**EXERCISE AIM**. For each line in the data below that holds "transporte", return a copy.

**INFORMATION**.
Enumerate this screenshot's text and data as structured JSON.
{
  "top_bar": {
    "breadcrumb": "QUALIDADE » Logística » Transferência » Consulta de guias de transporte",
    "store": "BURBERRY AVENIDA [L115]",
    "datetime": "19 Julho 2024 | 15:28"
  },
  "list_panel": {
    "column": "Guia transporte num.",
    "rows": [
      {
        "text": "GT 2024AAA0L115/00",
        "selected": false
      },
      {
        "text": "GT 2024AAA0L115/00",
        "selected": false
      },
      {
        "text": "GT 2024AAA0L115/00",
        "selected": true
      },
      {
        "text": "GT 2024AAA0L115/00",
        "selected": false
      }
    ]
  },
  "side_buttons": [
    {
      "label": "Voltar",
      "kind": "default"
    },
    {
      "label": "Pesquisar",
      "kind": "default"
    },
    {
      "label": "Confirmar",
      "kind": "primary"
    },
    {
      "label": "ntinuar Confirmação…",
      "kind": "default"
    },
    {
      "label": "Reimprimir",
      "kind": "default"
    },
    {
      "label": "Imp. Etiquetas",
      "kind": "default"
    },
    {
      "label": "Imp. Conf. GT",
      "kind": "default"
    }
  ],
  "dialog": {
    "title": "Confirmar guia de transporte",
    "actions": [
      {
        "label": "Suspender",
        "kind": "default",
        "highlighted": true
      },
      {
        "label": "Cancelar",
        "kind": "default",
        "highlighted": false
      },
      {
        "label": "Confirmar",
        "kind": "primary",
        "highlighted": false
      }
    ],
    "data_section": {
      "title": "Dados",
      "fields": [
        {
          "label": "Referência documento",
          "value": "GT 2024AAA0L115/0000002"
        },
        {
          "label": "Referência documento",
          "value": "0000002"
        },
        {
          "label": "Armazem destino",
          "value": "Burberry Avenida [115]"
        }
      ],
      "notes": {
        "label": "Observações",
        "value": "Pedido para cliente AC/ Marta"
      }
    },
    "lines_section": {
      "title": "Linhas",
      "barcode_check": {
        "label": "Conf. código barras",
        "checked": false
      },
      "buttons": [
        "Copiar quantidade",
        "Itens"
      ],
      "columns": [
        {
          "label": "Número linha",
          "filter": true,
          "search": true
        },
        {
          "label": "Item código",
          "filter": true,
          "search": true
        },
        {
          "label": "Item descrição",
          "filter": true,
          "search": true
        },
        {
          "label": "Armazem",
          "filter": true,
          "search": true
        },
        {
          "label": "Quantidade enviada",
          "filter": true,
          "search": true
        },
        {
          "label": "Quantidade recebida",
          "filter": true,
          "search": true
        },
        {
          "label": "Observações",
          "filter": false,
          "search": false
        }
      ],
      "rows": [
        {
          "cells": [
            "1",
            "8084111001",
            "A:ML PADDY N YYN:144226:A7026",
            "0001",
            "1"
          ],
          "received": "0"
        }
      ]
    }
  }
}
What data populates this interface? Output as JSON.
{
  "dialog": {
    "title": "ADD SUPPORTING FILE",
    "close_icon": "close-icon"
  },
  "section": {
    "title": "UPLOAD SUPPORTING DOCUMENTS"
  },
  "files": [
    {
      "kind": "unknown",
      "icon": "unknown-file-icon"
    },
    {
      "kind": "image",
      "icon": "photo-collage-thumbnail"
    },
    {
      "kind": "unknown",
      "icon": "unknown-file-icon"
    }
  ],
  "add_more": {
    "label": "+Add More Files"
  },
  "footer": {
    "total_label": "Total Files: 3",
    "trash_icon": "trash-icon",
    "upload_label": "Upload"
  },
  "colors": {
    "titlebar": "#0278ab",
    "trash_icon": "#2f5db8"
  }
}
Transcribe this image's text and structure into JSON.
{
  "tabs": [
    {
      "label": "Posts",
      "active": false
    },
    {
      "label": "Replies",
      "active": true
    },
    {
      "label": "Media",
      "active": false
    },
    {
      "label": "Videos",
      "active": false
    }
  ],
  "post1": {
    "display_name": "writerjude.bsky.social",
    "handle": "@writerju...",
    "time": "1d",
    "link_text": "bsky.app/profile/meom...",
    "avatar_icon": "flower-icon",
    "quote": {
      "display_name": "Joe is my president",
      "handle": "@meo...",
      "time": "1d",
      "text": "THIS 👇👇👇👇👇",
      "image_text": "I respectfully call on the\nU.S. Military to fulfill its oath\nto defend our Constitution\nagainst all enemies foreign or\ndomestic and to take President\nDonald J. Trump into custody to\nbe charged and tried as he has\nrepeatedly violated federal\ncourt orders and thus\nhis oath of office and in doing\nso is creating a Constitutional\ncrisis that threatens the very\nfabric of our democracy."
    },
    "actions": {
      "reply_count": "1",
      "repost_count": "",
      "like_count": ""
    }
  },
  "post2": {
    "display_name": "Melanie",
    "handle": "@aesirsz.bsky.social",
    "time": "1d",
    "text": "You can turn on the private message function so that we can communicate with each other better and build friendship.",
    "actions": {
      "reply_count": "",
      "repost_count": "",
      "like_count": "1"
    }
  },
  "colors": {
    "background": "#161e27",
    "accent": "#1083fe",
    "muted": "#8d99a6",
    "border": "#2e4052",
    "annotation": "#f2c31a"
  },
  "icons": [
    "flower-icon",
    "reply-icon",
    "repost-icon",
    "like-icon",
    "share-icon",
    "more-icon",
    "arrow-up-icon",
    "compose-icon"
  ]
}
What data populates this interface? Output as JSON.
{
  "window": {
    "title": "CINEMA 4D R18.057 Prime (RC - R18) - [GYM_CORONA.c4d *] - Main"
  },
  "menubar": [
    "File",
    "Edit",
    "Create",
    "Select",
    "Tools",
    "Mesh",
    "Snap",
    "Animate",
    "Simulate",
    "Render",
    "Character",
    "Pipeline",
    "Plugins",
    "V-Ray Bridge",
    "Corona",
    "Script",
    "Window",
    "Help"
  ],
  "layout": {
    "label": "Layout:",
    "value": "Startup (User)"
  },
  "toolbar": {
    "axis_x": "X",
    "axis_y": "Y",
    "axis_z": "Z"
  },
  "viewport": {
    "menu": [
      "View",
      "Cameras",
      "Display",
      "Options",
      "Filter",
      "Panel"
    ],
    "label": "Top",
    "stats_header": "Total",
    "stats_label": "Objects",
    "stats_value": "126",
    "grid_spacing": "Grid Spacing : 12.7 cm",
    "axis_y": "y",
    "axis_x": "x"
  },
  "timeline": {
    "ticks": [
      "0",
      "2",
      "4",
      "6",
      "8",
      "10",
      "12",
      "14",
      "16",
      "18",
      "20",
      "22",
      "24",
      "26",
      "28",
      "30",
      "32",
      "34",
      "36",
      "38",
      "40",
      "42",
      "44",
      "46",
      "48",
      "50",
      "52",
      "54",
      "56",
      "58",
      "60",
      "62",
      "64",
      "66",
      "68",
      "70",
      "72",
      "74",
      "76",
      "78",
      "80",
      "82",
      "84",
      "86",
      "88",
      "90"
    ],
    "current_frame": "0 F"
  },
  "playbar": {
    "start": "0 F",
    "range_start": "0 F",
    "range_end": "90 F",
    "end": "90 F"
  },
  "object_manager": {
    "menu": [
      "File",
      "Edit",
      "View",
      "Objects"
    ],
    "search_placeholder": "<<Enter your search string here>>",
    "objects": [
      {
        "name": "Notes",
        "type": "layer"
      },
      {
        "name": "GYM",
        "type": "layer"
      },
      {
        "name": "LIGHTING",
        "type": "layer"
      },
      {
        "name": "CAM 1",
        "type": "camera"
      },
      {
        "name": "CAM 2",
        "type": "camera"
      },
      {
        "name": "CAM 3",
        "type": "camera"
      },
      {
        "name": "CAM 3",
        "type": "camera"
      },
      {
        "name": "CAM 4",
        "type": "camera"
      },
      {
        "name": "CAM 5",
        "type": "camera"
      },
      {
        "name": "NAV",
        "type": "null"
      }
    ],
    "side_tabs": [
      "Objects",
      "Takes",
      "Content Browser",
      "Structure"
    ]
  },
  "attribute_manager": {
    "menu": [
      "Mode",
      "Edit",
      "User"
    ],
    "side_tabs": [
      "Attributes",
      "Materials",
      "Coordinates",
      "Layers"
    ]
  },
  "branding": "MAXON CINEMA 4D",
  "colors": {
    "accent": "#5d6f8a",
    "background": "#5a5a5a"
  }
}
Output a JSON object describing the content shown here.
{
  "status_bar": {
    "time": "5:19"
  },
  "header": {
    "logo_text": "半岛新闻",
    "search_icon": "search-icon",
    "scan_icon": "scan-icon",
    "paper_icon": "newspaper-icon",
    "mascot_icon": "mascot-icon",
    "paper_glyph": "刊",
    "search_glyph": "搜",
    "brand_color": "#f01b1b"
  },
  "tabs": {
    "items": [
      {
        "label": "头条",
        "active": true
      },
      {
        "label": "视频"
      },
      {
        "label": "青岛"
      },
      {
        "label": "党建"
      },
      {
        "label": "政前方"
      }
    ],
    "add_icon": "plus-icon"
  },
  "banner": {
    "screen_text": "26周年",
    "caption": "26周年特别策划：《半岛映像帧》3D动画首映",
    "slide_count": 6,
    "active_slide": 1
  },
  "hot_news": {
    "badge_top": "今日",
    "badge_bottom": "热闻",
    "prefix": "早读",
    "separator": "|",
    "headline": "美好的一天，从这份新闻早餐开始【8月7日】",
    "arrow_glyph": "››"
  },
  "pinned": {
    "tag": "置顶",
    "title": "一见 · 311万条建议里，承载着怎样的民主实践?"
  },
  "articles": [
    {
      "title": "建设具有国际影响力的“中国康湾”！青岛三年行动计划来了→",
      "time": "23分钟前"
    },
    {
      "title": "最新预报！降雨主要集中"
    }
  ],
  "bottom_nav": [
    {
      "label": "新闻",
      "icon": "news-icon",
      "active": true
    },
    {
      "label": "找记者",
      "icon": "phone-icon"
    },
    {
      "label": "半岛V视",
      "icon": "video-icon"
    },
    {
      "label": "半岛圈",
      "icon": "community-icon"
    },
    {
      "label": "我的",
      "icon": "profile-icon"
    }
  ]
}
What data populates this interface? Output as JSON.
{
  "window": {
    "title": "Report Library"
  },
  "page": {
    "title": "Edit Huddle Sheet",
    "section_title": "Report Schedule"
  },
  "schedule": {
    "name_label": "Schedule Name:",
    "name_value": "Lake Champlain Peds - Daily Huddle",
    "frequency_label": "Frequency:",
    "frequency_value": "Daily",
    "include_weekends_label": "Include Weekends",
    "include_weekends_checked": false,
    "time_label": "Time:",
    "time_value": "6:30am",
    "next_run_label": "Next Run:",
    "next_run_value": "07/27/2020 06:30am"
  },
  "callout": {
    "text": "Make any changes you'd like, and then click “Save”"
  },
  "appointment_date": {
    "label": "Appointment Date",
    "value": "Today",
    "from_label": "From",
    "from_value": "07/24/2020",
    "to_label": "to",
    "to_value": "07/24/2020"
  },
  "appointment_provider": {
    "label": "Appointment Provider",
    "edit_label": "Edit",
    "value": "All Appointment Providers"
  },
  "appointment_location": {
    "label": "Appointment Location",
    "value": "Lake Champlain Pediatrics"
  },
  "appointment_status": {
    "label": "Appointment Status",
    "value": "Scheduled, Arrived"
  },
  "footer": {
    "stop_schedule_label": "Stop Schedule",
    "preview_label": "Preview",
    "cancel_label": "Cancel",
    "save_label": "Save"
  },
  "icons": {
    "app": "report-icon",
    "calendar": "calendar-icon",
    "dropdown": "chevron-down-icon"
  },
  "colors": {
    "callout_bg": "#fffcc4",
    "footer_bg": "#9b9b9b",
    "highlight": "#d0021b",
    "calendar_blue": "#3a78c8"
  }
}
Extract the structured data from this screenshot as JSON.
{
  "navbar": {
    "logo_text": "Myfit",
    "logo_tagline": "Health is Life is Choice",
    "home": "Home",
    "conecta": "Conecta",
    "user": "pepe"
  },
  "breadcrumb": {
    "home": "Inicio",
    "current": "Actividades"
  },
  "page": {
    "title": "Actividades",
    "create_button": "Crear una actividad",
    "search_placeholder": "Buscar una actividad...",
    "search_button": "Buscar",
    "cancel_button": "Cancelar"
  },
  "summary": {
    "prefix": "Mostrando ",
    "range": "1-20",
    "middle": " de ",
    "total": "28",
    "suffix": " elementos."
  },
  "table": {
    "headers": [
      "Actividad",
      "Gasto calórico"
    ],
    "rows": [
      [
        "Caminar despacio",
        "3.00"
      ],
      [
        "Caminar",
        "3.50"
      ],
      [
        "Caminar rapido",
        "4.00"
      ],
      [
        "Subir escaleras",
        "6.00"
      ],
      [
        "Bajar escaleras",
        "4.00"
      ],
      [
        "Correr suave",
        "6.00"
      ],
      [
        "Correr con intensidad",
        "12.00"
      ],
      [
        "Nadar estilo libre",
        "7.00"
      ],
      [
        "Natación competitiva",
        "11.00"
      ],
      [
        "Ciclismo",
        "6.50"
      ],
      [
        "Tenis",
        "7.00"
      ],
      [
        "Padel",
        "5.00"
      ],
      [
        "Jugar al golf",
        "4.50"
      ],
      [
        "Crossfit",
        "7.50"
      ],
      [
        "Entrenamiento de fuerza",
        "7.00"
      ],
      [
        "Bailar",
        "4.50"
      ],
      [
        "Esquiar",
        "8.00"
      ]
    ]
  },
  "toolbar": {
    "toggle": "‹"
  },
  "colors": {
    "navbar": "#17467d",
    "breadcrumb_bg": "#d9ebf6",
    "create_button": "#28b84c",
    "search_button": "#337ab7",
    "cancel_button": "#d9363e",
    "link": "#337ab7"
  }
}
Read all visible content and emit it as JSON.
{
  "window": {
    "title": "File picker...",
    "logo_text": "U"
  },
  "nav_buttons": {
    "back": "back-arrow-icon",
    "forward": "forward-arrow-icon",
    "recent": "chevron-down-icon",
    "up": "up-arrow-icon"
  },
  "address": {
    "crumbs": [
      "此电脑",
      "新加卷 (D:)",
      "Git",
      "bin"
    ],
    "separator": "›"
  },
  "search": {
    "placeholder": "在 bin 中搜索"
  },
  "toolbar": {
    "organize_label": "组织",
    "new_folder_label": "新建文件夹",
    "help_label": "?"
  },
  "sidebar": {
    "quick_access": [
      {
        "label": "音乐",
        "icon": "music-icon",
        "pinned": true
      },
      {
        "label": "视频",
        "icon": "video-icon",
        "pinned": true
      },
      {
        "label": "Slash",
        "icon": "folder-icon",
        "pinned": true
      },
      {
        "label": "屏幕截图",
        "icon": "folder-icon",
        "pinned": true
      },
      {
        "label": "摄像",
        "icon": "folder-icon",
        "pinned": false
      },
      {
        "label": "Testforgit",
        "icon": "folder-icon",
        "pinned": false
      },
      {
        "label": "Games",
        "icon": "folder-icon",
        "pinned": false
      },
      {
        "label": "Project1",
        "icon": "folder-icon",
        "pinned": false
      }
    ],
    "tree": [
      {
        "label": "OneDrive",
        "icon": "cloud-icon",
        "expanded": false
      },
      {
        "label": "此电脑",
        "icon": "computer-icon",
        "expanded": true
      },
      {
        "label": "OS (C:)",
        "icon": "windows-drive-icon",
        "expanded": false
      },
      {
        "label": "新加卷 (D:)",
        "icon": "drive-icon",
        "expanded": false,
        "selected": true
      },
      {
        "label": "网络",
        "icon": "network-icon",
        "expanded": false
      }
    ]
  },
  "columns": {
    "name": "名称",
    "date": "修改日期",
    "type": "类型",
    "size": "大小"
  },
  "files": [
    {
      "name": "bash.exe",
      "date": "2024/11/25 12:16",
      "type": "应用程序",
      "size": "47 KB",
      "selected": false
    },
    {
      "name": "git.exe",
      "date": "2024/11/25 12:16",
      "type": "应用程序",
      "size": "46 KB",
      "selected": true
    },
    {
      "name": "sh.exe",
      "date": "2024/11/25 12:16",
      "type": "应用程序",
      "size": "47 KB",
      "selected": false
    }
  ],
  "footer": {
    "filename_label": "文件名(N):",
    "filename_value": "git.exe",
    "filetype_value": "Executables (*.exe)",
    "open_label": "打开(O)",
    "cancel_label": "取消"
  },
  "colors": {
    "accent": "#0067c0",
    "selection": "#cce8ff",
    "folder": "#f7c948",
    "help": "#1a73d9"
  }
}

**ANSWER TO THIS PROBLEM**.
    "breadcrumb": "QUALIDADE » Logística » Transferência » Consulta de guias de transporte",
    "column": "Guia transporte num.",
    "title": "Confirmar guia de transporte",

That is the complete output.